US4312673 *Apr 21, 1980Jan 26, 1982Ppg Industries, Inc.Aluminum trimetaphosphate
US4412863 *Sep 4, 1981Nov 1, 1983Ppg Industries, Inc.Silicate, curing agent, fused silica or metal powder filler
US4433016 *Jun 14, 1982Feb 21, 1984Ppg Industries, Inc.Mixing sodium and potassium silicate, filler, reinforcemnet with water, applying to glass and heating
US4478905 *Nov 22, 1982Oct 23, 1984Ppg Industries, Inc.Spandrel product with silicate coating
US4518508 *May 3, 1984May 21, 1985Solidtek Systems, Inc.Cement, absorber clay, silicate
US4600514 *Sep 15, 1983Jul 15, 1986Chem-Technics, Inc.Controlled gel time for solidification of multi-phased wastes
US20130041083 *May 2, 2011Feb 14, 2013Battelle Memorial InstituteComposition for easy to clean surfaces
DE102007060784A1 *Dec 17, 2007Jun 18, 2009Fraunhofer-Gesellschaft zur Förderung der angewandten Forschung e.V.Niedertemperaturverfahren zum Fügen von Glas und dergleichen für Optik und Präzisionsmechanik
Classifications
U.S. Classification106/628
International ClassificationC04B22/00

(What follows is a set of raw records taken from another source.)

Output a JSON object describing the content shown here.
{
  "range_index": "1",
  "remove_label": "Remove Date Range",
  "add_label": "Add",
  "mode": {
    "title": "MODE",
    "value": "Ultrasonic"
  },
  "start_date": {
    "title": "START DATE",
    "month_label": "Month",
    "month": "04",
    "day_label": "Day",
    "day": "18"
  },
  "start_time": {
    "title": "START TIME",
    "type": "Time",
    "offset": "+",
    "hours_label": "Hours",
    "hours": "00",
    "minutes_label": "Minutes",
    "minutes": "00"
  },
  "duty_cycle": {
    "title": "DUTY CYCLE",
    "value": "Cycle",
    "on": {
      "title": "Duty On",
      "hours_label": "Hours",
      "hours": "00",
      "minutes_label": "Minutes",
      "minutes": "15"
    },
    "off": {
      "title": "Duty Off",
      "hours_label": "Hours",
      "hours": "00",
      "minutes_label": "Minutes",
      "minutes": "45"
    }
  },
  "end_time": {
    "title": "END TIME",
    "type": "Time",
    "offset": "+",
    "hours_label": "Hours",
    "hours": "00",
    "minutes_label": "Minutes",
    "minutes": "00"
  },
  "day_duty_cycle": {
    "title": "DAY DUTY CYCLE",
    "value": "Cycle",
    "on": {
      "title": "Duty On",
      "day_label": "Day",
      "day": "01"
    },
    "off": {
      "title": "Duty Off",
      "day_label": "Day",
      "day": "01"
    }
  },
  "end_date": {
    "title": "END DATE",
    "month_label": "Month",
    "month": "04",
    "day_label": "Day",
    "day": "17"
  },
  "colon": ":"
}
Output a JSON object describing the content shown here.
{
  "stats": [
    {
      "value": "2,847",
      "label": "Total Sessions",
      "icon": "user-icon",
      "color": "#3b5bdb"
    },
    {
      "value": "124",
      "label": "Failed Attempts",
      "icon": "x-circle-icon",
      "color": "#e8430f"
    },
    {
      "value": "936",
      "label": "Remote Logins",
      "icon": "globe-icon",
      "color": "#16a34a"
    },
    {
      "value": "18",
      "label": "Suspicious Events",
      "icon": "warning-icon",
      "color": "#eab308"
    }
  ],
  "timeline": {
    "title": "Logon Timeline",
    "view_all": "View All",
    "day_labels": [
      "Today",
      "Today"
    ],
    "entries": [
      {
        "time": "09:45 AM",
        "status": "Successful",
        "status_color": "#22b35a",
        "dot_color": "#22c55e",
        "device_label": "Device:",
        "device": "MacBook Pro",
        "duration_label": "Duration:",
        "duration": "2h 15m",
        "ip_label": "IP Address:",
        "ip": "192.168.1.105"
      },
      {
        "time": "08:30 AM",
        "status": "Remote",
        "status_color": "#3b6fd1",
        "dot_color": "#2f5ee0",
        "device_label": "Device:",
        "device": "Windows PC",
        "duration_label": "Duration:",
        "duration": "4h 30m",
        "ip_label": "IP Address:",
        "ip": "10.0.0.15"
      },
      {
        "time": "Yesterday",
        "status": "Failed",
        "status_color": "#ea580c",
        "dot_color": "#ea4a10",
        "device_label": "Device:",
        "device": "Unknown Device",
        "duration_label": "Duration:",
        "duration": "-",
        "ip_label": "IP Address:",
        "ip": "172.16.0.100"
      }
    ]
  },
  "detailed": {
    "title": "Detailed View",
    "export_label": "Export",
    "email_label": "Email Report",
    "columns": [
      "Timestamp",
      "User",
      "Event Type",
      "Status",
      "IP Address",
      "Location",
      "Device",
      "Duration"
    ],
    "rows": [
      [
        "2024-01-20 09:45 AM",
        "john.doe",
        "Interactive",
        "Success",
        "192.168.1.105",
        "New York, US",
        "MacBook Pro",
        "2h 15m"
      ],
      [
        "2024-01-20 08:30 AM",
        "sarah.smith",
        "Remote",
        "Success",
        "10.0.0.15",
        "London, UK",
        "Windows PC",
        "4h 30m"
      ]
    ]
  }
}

Cooperative ClassificationC04B28/26, C04B22/0013
European ClassificationC04B28/26, C04B22/00D